◆ THE PROBLEM: Down to the last line, reproduce the data that follows, but skip the pictures.

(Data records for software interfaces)
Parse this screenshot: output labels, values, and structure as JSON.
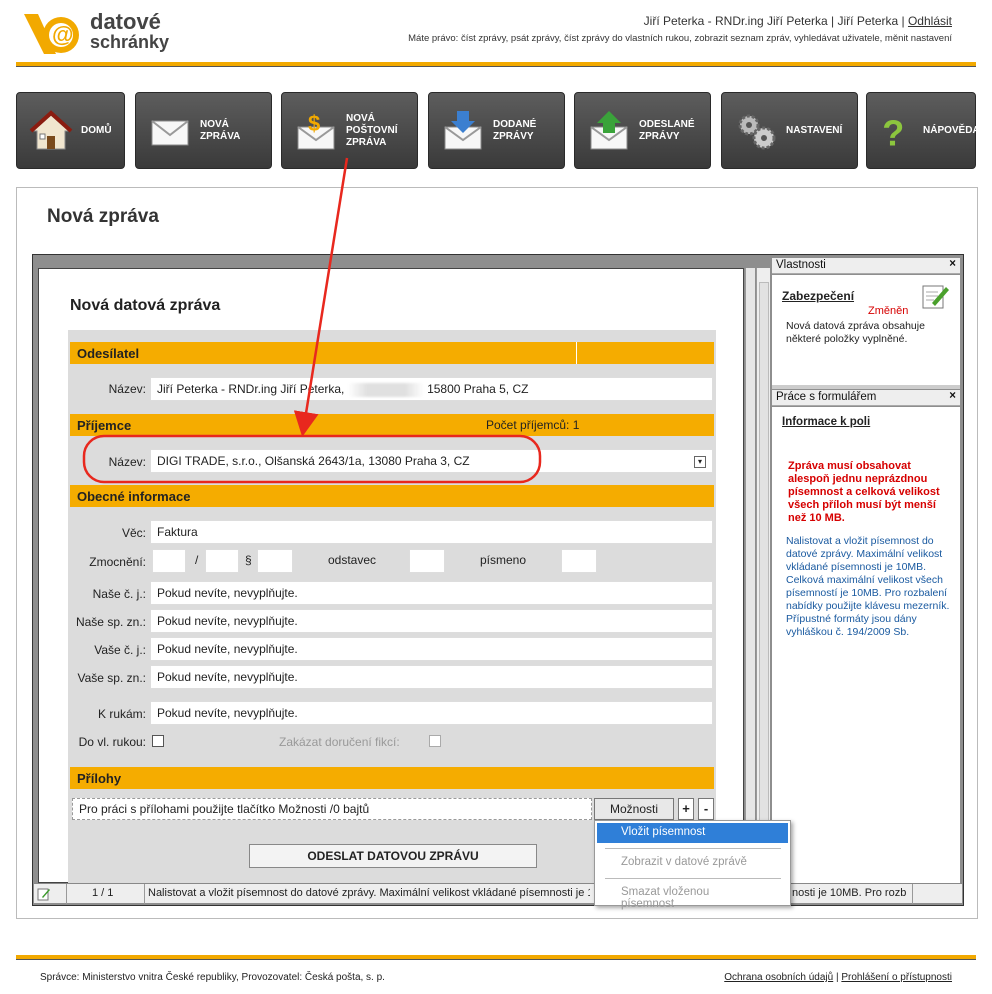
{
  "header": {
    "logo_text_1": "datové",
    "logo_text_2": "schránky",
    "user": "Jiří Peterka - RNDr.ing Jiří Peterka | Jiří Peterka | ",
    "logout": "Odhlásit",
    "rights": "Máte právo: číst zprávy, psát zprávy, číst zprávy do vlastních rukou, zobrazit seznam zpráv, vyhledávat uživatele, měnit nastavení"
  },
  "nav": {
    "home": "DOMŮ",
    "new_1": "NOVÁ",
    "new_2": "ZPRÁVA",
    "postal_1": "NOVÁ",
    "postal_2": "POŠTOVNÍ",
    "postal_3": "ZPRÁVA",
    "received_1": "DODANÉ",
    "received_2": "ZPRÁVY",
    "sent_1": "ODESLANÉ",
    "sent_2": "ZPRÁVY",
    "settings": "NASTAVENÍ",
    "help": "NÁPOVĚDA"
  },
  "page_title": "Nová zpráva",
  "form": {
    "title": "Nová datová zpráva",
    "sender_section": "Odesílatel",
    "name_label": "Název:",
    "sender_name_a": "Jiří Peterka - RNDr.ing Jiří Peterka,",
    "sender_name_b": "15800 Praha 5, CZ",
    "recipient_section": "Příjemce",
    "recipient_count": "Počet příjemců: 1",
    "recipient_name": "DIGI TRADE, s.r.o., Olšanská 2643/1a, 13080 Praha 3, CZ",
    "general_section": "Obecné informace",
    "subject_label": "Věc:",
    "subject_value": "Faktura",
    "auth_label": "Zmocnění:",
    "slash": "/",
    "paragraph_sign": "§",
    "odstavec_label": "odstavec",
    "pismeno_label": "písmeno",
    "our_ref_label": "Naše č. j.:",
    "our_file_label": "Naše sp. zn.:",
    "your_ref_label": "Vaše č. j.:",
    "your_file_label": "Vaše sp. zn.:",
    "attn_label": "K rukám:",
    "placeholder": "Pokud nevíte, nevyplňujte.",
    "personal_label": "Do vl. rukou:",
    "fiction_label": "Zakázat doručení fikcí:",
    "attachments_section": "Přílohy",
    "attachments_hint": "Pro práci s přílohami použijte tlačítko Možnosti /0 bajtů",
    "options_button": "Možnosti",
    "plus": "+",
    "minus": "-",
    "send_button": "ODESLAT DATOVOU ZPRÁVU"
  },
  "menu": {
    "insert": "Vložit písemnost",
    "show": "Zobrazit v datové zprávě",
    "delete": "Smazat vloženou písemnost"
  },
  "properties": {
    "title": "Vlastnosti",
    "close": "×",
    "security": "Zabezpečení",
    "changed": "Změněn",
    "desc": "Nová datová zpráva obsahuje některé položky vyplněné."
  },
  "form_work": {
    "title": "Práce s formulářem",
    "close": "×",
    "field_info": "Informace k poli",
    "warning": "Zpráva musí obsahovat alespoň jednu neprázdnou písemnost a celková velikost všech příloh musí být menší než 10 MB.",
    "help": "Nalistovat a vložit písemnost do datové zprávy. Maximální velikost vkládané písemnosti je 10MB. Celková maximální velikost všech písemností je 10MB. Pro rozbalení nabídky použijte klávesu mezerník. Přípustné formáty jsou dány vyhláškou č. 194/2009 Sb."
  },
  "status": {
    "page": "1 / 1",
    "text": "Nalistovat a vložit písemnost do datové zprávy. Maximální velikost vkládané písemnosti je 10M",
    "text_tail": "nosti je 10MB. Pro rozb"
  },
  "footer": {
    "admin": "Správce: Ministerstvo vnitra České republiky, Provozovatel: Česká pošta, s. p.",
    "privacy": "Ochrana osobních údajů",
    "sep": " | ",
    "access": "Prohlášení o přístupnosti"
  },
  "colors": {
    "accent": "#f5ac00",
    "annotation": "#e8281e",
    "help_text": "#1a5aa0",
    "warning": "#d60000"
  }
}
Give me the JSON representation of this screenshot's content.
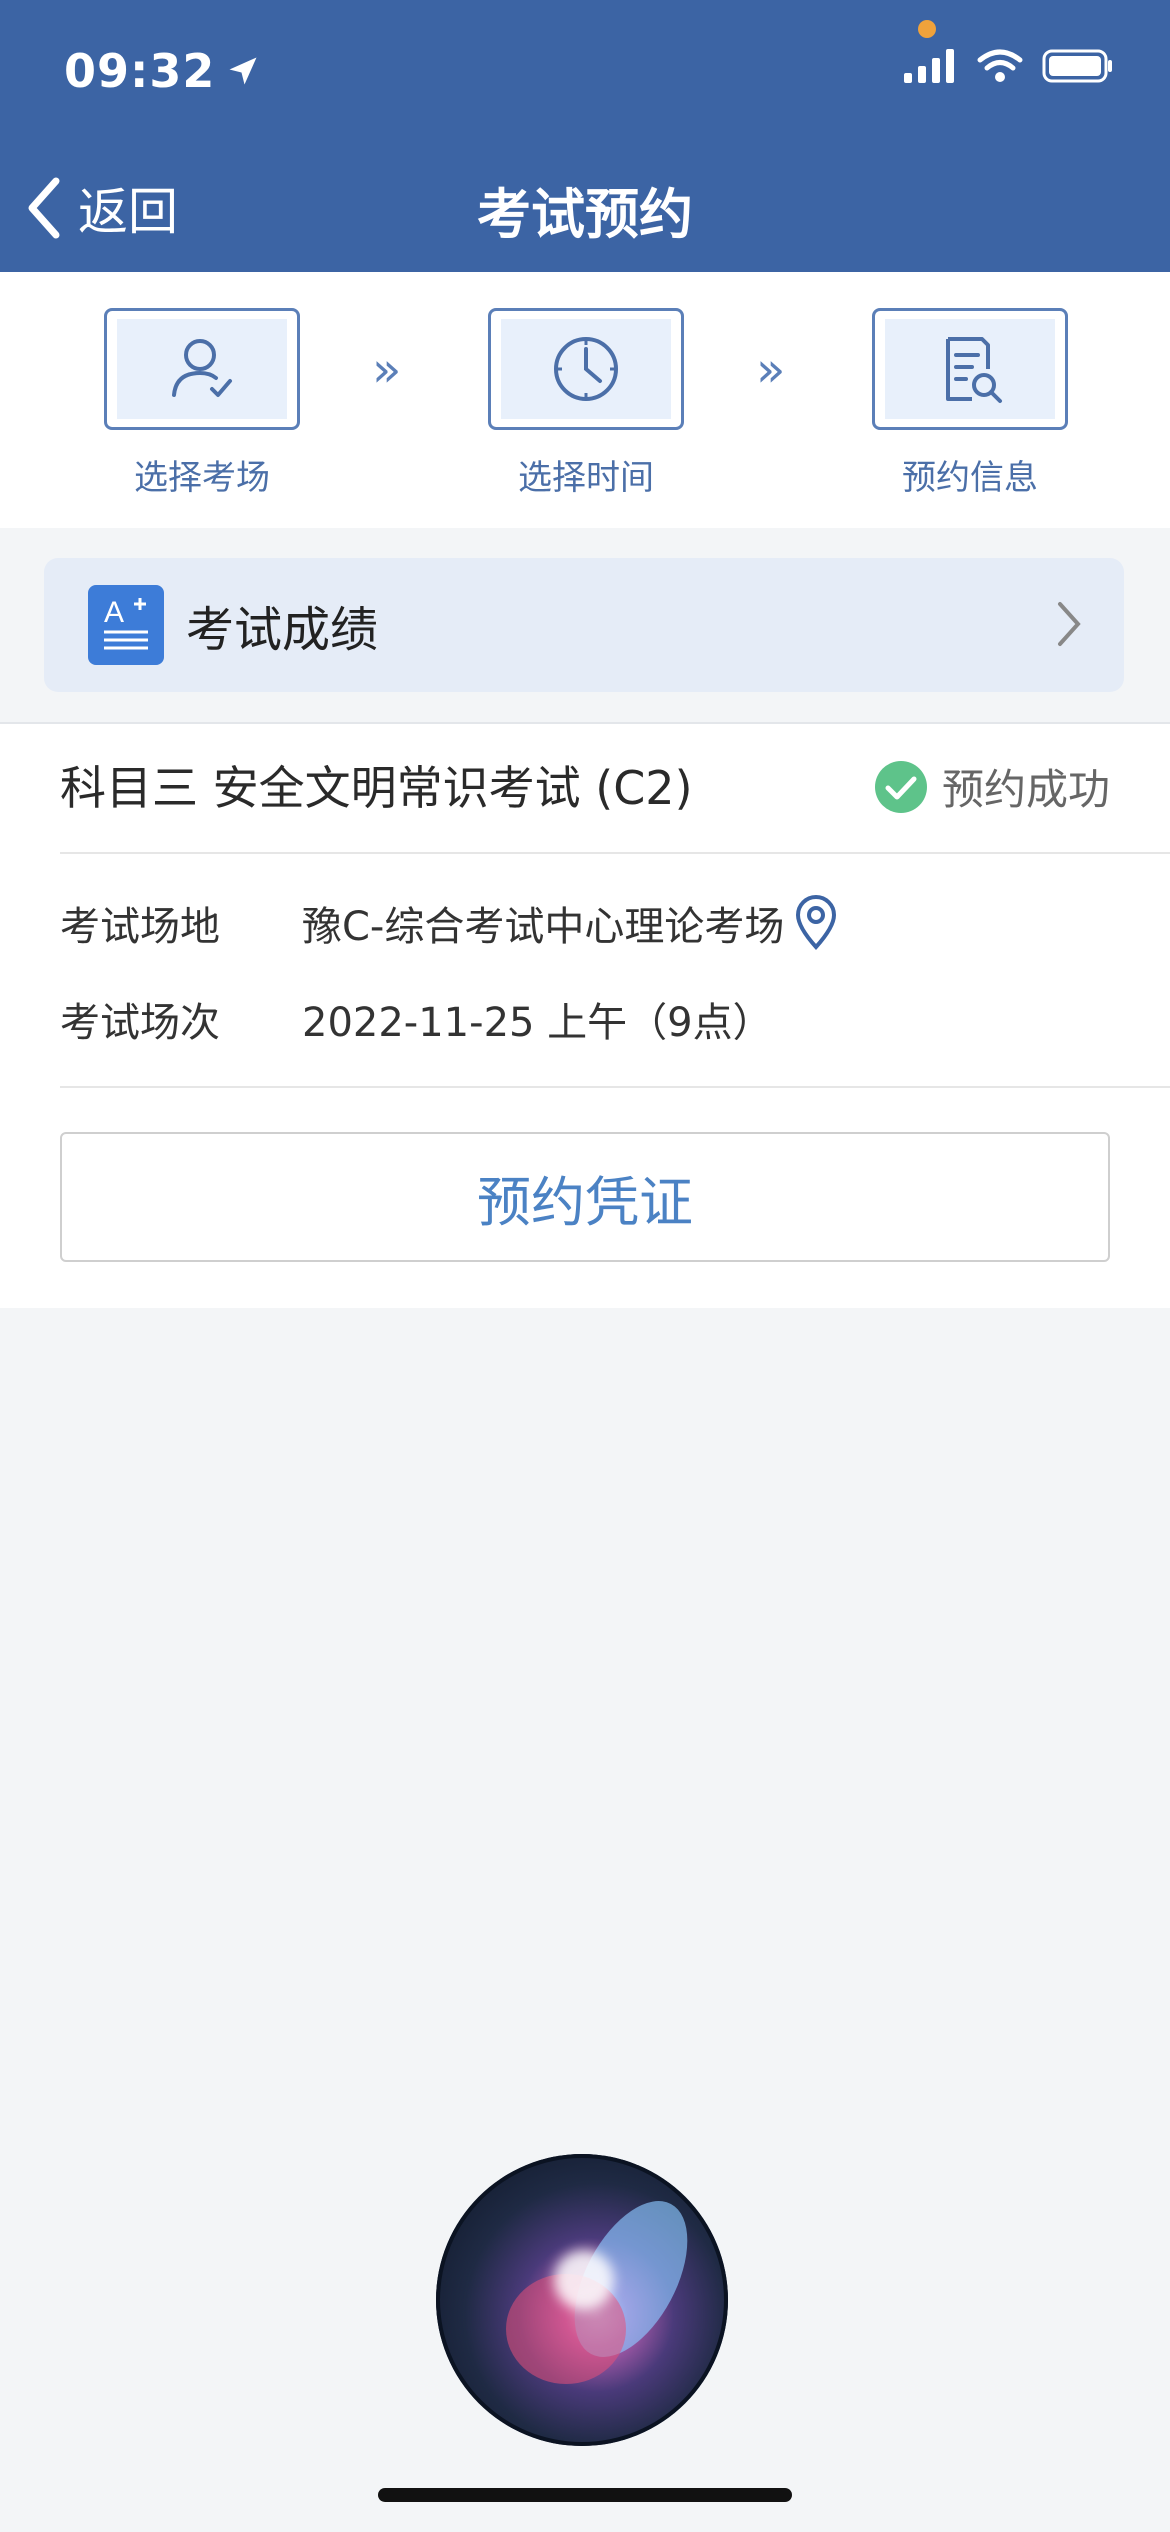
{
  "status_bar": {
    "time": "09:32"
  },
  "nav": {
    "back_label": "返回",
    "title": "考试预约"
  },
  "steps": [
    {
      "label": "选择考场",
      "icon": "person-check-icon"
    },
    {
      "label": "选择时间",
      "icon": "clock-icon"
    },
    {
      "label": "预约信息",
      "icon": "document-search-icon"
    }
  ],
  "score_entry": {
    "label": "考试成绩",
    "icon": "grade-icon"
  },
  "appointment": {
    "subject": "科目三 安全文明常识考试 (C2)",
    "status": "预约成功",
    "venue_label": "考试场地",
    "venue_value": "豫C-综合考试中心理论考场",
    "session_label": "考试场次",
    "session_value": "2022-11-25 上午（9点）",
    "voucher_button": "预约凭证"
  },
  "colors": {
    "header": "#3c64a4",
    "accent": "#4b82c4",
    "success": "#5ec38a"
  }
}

◆ TASK RESPONSE:
Parse this screenshot: output labels, values, and structure as JSON.
{
  "header": {
    "logo_text_1": "datové",
    "logo_text_2": "schránky",
    "user": "Jiří Peterka - RNDr.ing Jiří Peterka | Jiří Peterka | ",
    "logout": "Odhlásit",
    "rights": "Máte právo: číst zprávy, psát zprávy, číst zprávy do vlastních rukou, zobrazit seznam zpráv, vyhledávat uživatele, měnit nastavení"
  },
  "nav": {
    "home": "DOMŮ",
    "new_1": "NOVÁ",
    "new_2": "ZPRÁVA",
    "postal_1": "NOVÁ",
    "postal_2": "POŠTOVNÍ",
    "postal_3": "ZPRÁVA",
    "received_1": "DODANÉ",
    "received_2": "ZPRÁVY",
    "sent_1": "ODESLANÉ",
    "sent_2": "ZPRÁVY",
    "settings": "NASTAVENÍ",
    "help": "NÁPOVĚDA"
  },
  "page_title": "Nová zpráva",
  "form": {
    "title": "Nová datová zpráva",
    "sender_section": "Odesílatel",
    "name_label": "Název:",
    "sender_name_a": "Jiří Peterka - RNDr.ing Jiří Peterka,",
    "sender_name_b": "15800 Praha 5, CZ",
    "recipient_section": "Příjemce",
    "recipient_count": "Počet příjemců: 1",
    "recipient_name": "DIGI TRADE, s.r.o., Olšanská 2643/1a, 13080 Praha 3, CZ",
    "general_section": "Obecné informace",
    "subject_label": "Věc:",
    "subject_value": "Faktura",
    "auth_label": "Zmocnění:",
    "slash": "/",
    "paragraph_sign": "§",
    "odstavec_label": "odstavec",
    "pismeno_label": "písmeno",
    "our_ref_label": "Naše č. j.:",
    "our_file_label": "Naše sp. zn.:",
    "your_ref_label": "Vaše č. j.:",
    "your_file_label": "Vaše sp. zn.:",
    "attn_label": "K rukám:",
    "placeholder": "Pokud nevíte, nevyplňujte.",
    "personal_label": "Do vl. rukou:",
    "fiction_label": "Zakázat doručení fikcí:",
    "attachments_section": "Přílohy",
    "attachments_hint": "Pro práci s přílohami použijte tlačítko Možnosti /0 bajtů",
    "options_button": "Možnosti",
    "plus": "+",
    "minus": "-",
    "send_button": "ODESLAT DATOVOU ZPRÁVU"
  },
  "menu": {
    "insert": "Vložit písemnost",
    "show": "Zobrazit v datové zprávě",
    "delete": "Smazat vloženou písemnost"
  },
  "properties": {
    "title": "Vlastnosti",
    "close": "×",
    "security": "Zabezpečení",
    "changed": "Změněn",
    "desc": "Nová datová zpráva obsahuje některé položky vyplněné."
  },
  "form_work": {
    "title": "Práce s formulářem",
    "close": "×",
    "field_info": "Informace k poli",
    "warning": "Zpráva musí obsahovat alespoň jednu neprázdnou písemnost a celková velikost všech příloh musí být menší než 10 MB.",
    "help": "Nalistovat a vložit písemnost do datové zprávy. Maximální velikost vkládané písemnosti je 10MB. Celková maximální velikost všech písemností je 10MB. Pro rozbalení nabídky použijte klávesu mezerník. Přípustné formáty jsou dány vyhláškou č. 194/2009 Sb."
  },
  "status": {
    "page": "1 / 1",
    "text": "Nalistovat a vložit písemnost do datové zprávy. Maximální velikost vkládané písemnosti je 10M",
    "text_tail": "nosti je 10MB. Pro rozb"
  },
  "footer": {
    "admin": "Správce: Ministerstvo vnitra České republiky, Provozovatel: Česká pošta, s. p.",
    "privacy": "Ochrana osobních údajů",
    "sep": " | ",
    "access": "Prohlášení o přístupnosti"
  },
  "colors": {
    "accent": "#f5ac00",
    "annotation": "#e8281e",
    "help_text": "#1a5aa0",
    "warning": "#d60000"
  }
}
Give me the JSON representation of this screenshot's content.
{
  "status_bar": {
    "time": "09:32"
  },
  "nav": {
    "back_label": "返回",
    "title": "考试预约"
  },
  "steps": [
    {
      "label": "选择考场",
      "icon": "person-check-icon"
    },
    {
      "label": "选择时间",
      "icon": "clock-icon"
    },
    {
      "label": "预约信息",
      "icon": "document-search-icon"
    }
  ],
  "score_entry": {
    "label": "考试成绩",
    "icon": "grade-icon"
  },
  "appointment": {
    "subject": "科目三 安全文明常识考试 (C2)",
    "status": "预约成功",
    "venue_label": "考试场地",
    "venue_value": "豫C-综合考试中心理论考场",
    "session_label": "考试场次",
    "session_value": "2022-11-25 上午（9点）",
    "voucher_button": "预约凭证"
  },
  "colors": {
    "header": "#3c64a4",
    "accent": "#4b82c4",
    "success": "#5ec38a"
  }
}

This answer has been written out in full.